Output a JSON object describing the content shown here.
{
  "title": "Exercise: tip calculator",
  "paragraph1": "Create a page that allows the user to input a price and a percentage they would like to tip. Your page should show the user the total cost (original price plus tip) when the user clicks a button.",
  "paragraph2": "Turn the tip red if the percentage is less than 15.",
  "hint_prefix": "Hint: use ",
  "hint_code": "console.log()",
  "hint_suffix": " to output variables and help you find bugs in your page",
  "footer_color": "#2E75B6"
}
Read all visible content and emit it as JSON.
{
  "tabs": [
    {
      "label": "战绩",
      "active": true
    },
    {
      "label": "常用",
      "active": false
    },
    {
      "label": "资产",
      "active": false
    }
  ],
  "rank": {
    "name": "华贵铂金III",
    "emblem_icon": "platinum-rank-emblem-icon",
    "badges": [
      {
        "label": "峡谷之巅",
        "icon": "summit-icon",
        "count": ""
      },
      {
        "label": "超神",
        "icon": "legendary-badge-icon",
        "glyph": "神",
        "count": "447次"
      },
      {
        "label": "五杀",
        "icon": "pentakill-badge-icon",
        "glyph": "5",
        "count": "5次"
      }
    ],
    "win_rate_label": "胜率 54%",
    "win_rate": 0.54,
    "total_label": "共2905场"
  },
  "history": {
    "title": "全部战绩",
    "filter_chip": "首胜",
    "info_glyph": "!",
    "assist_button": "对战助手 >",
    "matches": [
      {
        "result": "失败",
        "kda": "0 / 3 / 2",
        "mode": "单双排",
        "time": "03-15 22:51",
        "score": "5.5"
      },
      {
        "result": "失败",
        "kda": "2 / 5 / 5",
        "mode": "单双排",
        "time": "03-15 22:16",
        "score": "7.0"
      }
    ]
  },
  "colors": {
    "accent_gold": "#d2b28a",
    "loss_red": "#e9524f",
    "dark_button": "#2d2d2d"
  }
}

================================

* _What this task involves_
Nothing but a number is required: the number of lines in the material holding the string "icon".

* _Task result_
4